George W Bush may be a lame duck president with low approval ratings in a country distracted by an election campaign, but his brief statement from the Rose Garden on Monday was extraordinary, both in content and in tone.
By alleging outright that an effort might be under way to depose the Georgian president and stating bluntly that Russia had invaded a sovereign state and threatened a democratic government, he was putting the US government fair and squarely in the Georgian camp, and putting Moscow on notice that if it does not pull back, there will be consequences it might regret.
Of course, his harsh rhetoric was partly to back up European peace efforts.
Both the French president and his foreign minister are beating a path to Moscow to try to get the Russian leadership to change its mind. The OSCE is doing what it can to help. New efforts are underway at the UN to produce a ceasefire resolution that will not be blown away by a Russian veto.
And it is quite clear to everyone, including Moscow, that the West is highly unlikely to agree to use force to try to coerce Russia into new behaviour.
No-one wants a return to the dangerous tensions of the Cold War days. There are too many other security problems to tackle round the globe - in Iraq, in Afghanistan, in North Korea and Iran.
But Mr Bush roundly warned Russia that if it does not take steps to end the conflict, its relations with the US and Europe would be damaged.
This could mark a turning point in East-West relations, a moment when the beacon of post Cold War global collaboration flickered and disappeared
And possibly this might give Moscow pause for thought. How many times, after all, have Russian officials complained over recent months that their country is the victim of misunderstanding, seen through a prism of Cold war typecasting that does not recognise Russia has changed?
So possibly the Russian government might decide its escapade in Georgia has gone far enough and the time has come to bring this conflict to a close.
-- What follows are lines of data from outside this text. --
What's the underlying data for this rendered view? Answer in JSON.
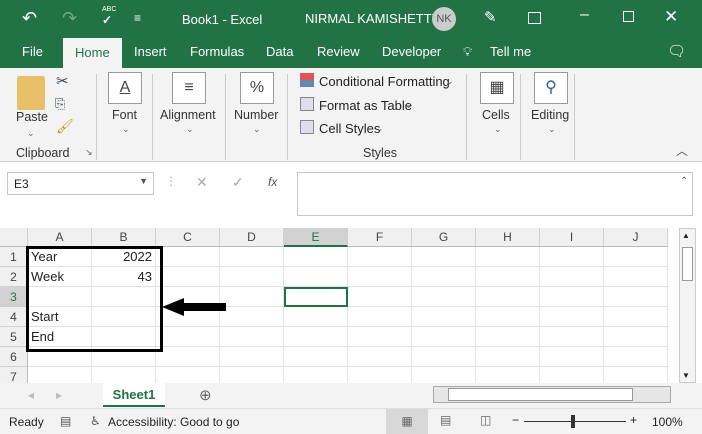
{
  "title_bar": {
    "doc_title": "Book1  -  Excel",
    "user_name": "NIRMAL KAMISHETTY",
    "avatar_initials": "NK",
    "spell_label": "ABC"
  },
  "tabs": [
    "File",
    "Home",
    "Insert",
    "Formulas",
    "Data",
    "Review",
    "Developer"
  ],
  "tell_me": "Tell me",
  "ribbon": {
    "paste": "Paste",
    "clipboard": "Clipboard",
    "font": "Font",
    "alignment": "Alignment",
    "number": "Number",
    "number_icon": "%",
    "font_icon": "A",
    "conditional_formatting": "Conditional Formatting",
    "format_as_table": "Format as Table",
    "cell_styles": "Cell Styles",
    "styles": "Styles",
    "cells": "Cells",
    "editing": "Editing"
  },
  "formula_bar": {
    "name_box": "E3",
    "fx": "fx",
    "value": ""
  },
  "columns": [
    "A",
    "B",
    "C",
    "D",
    "E",
    "F",
    "G",
    "H",
    "I",
    "J"
  ],
  "rows": [
    "1",
    "2",
    "3",
    "4",
    "5",
    "6",
    "7"
  ],
  "cells": {
    "A1": "Year",
    "B1": "2022",
    "A2": "Week",
    "B2": "43",
    "A4": "Start",
    "A5": "End"
  },
  "selected_cell": "E3",
  "sheet_tab": "Sheet1",
  "status": {
    "ready": "Ready",
    "accessibility": "Accessibility: Good to go",
    "zoom": "100%"
  },
  "colors": {
    "brand": "#217346",
    "annotation": "#000000"
  }
}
But there is another worrying possibility: the danger that this crisis has unfolded too far to rewind, and those in charge in Moscow may have decided that when it comes to what the United States and Europe think, they no longer care.